Exercise —
Filter the material, keeping only lines with the word "Preview".

Extracted information —
•••••
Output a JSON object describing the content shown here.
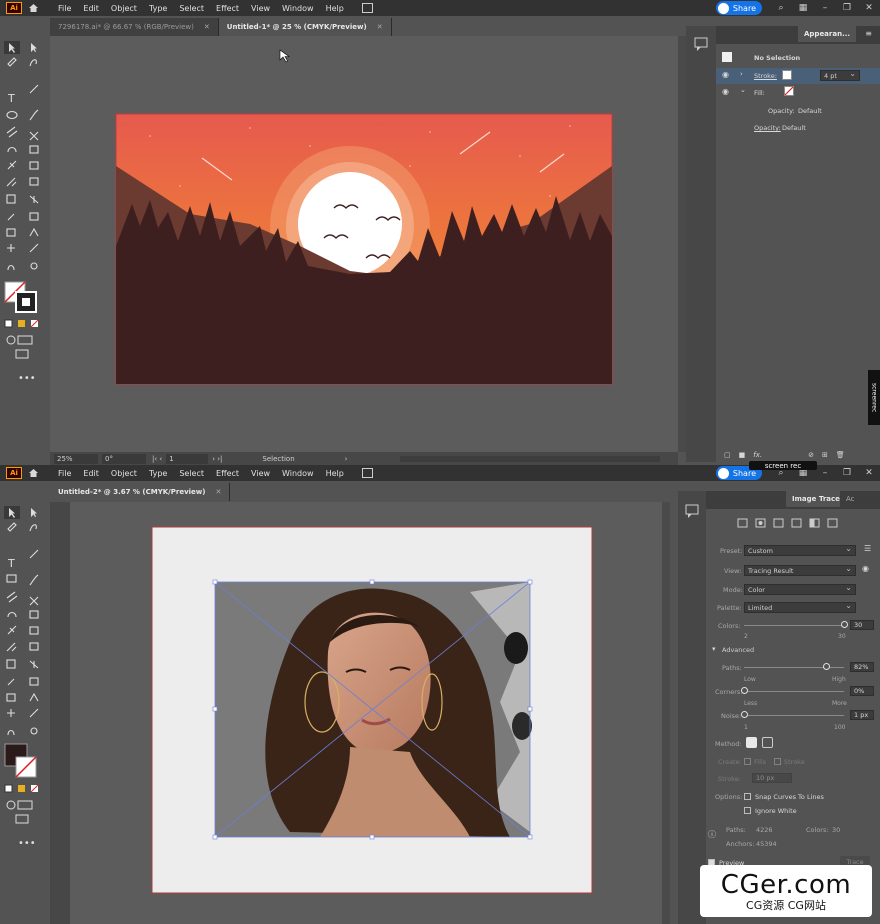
{
  "app": {
    "logo": "Ai",
    "share": "Share"
  },
  "menus": [
    "File",
    "Edit",
    "Object",
    "Type",
    "Select",
    "Effect",
    "View",
    "Window",
    "Help"
  ],
  "top": {
    "tabs": [
      {
        "label": "7296178.ai* @ 66.67 % (RGB/Preview)"
      },
      {
        "label": "Untitled-1* @ 25 % (CMYK/Preview)"
      }
    ],
    "status": {
      "zoom": "25%",
      "rotate": "0°",
      "artboard": "1",
      "tool": "Selection"
    },
    "appearance": {
      "tab": "Appearan...",
      "title": "No Selection",
      "stroke_label": "Stroke:",
      "stroke_value": "4 pt",
      "fill_label": "Fill:",
      "opacity1": "Opacity:",
      "opacity1_val": "Default",
      "opacity2": "Opacity:",
      "opacity2_val": "Default",
      "fx": "fx."
    }
  },
  "bottom": {
    "tabs": [
      {
        "label": "Untitled-2* @ 3.67 % (CMYK/Preview)"
      }
    ],
    "trace": {
      "tab": "Image Trace",
      "tab2": "Ac",
      "preset_label": "Preset:",
      "preset": "Custom",
      "view_label": "View:",
      "view": "Tracing Result",
      "mode_label": "Mode:",
      "mode": "Color",
      "palette_label": "Palette:",
      "palette": "Limited",
      "colors_label": "Colors:",
      "colors_val": "30",
      "colors_min": "2",
      "colors_max": "30",
      "colors_pos": 1.0,
      "advanced": "Advanced",
      "paths_label": "Paths:",
      "paths_val": "82%",
      "paths_low": "Low",
      "paths_high": "High",
      "paths_pos": 0.82,
      "corners_label": "Corners:",
      "corners_val": "0%",
      "corners_less": "Less",
      "corners_more": "More",
      "corners_pos": 0.0,
      "noise_label": "Noise:",
      "noise_val": "1 px",
      "noise_min": "1",
      "noise_max": "100",
      "noise_pos": 0.0,
      "method_label": "Method:",
      "create_label": "Create:",
      "fills": "Fills",
      "stroke": "Stroke",
      "stroke_label": "Stroke:",
      "stroke_val": "10 px",
      "options_label": "Options:",
      "snap": "Snap Curves To Lines",
      "ignore": "Ignore White",
      "paths_info_label": "Paths:",
      "paths_info": "4226",
      "colors_info_label": "Colors:",
      "colors_info": "30",
      "anchors_label": "Anchors:",
      "anchors_info": "45394",
      "preview": "Preview",
      "trace_btn": "Trace"
    }
  },
  "overlays": {
    "screenrec": "screenrec",
    "screenrec2": "screen rec",
    "watermark": "CGer.com",
    "watermark_sub": "CG资源 CG网站"
  },
  "colors": {
    "accent": "#1473e6",
    "sky_top": "#e65a4e",
    "sky_bottom": "#f08a30",
    "ground": "#3e1f20",
    "sun": "#ffffff"
  }
}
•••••
Written answer —
        "label": "7296178.ai* @ 66.67 % (RGB/Preview)"
        "label": "Untitled-1* @ 25 % (CMYK/Preview)"
        "label": "Untitled-2* @ 3.67 % (CMYK/Preview)"
      "preview": "Preview",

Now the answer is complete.